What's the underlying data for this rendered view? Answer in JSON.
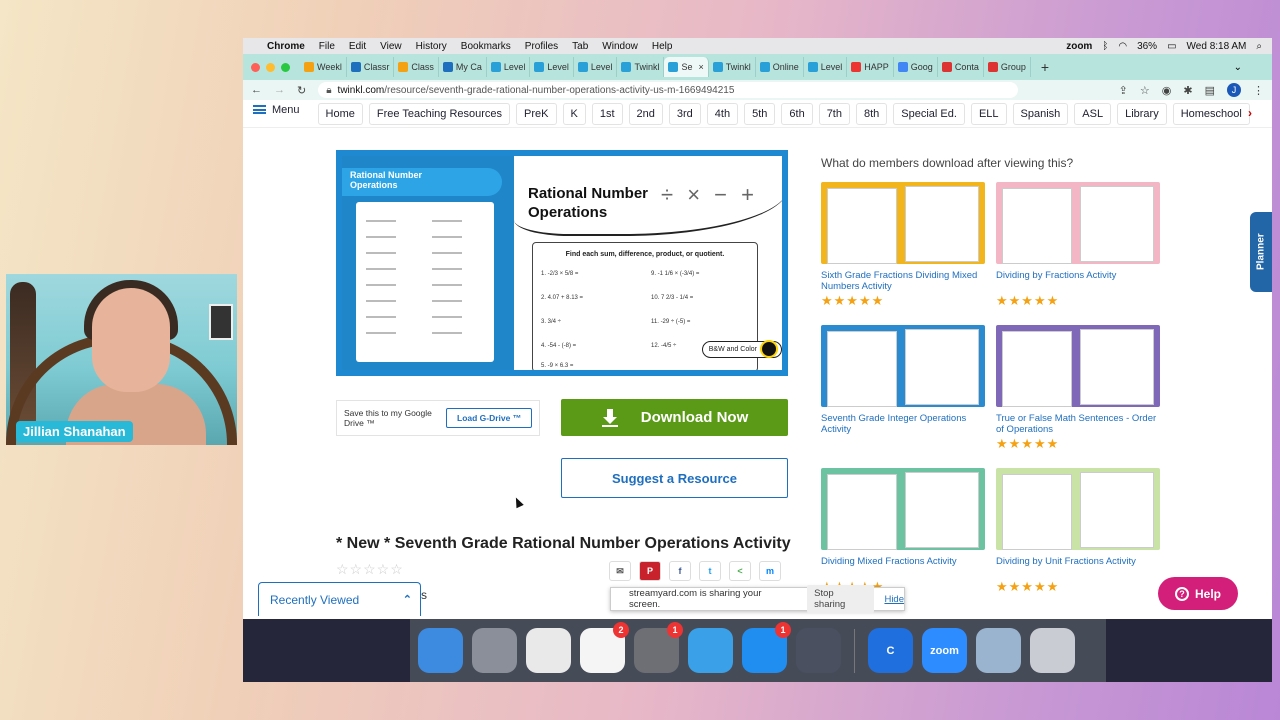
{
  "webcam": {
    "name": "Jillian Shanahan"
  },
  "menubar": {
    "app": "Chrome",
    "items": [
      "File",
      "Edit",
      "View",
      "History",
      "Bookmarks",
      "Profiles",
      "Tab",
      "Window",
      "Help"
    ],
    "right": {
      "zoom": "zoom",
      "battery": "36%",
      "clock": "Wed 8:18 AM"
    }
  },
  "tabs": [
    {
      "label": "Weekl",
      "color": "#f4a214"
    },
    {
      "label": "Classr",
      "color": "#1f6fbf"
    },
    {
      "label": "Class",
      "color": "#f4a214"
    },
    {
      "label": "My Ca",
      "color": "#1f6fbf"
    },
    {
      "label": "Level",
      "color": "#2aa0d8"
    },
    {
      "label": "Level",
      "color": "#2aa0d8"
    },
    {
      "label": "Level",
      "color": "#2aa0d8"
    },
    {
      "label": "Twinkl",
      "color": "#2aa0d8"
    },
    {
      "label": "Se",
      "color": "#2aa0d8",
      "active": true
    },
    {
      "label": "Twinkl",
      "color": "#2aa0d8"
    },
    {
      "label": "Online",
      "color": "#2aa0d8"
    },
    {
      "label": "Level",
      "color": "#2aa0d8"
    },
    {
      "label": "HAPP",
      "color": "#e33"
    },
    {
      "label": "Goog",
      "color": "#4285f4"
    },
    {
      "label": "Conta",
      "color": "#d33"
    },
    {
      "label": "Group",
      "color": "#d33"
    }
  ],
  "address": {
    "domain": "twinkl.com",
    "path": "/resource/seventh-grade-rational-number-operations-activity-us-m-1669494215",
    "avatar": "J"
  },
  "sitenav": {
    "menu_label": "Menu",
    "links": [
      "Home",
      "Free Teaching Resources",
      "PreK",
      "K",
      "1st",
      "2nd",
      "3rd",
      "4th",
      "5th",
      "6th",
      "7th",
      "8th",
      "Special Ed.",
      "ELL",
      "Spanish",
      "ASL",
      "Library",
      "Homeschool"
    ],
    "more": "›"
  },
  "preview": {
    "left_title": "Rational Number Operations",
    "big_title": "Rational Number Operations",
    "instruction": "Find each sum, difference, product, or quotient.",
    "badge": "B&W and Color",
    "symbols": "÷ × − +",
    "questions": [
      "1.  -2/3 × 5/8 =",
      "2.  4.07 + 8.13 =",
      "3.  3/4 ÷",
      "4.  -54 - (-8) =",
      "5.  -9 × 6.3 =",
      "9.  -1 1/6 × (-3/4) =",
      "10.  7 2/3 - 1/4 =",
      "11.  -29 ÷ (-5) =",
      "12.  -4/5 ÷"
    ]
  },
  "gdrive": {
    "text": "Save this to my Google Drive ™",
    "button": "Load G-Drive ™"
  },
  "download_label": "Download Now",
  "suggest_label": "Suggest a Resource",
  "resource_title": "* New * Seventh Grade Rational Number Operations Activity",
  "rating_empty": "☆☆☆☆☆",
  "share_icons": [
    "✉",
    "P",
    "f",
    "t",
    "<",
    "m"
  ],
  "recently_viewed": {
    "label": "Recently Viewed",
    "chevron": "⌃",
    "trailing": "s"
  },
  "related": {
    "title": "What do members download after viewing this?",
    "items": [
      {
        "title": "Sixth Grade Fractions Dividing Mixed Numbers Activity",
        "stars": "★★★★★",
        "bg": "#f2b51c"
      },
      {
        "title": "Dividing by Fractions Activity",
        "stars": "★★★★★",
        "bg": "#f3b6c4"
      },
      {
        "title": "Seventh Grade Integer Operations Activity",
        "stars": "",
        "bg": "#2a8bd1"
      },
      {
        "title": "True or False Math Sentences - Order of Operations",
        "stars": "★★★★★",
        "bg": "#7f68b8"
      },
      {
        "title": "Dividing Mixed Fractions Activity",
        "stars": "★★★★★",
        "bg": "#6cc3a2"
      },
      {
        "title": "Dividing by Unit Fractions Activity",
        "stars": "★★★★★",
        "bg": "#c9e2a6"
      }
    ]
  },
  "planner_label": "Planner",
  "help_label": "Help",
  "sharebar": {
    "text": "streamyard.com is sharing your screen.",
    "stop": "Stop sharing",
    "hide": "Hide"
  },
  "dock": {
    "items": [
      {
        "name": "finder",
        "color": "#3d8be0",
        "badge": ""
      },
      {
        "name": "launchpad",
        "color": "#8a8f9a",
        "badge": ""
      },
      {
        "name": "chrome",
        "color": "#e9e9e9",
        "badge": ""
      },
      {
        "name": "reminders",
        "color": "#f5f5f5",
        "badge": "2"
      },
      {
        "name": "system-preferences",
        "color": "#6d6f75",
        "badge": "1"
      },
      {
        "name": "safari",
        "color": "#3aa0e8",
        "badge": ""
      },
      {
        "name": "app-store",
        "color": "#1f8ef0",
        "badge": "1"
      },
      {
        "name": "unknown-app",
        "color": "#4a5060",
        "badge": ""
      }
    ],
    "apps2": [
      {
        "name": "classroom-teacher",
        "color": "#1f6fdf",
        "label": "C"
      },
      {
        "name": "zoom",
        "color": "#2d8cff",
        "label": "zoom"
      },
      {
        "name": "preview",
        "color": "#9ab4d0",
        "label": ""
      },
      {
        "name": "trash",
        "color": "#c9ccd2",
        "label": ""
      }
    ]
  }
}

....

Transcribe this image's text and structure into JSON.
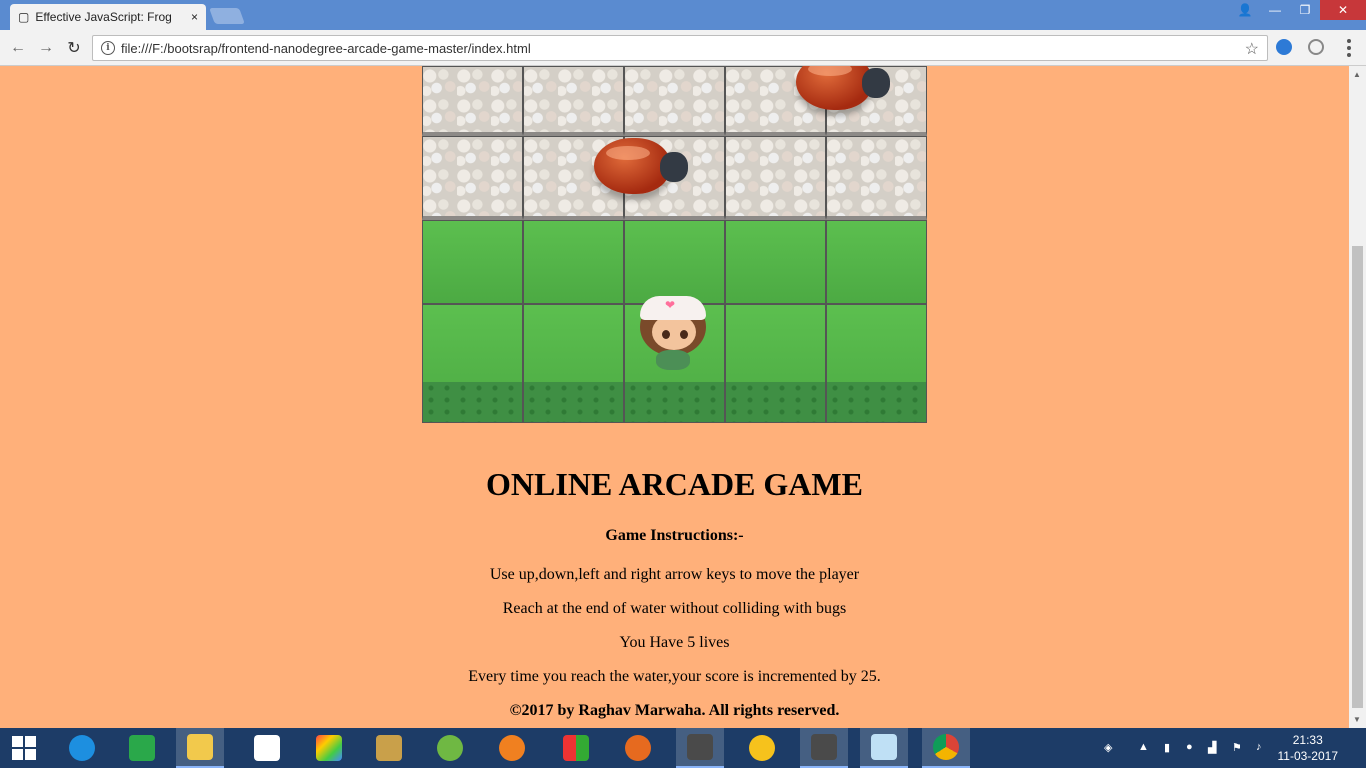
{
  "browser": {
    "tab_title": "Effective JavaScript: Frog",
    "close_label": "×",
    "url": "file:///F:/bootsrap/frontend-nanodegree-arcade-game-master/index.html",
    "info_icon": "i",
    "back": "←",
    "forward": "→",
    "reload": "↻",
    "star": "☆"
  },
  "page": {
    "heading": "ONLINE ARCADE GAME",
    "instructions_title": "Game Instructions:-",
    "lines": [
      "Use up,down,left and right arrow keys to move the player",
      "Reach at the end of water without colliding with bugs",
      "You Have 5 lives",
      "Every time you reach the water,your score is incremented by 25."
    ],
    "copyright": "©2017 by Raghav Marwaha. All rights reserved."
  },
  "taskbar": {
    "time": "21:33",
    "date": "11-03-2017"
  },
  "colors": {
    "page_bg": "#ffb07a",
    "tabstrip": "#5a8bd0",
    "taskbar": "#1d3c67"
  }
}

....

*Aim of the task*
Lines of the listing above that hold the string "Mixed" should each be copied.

*Your response*
        "title": "Sixth Grade Fractions Dividing Mixed Numbers Activity",
        "title": "Dividing Mixed Fractions Activity",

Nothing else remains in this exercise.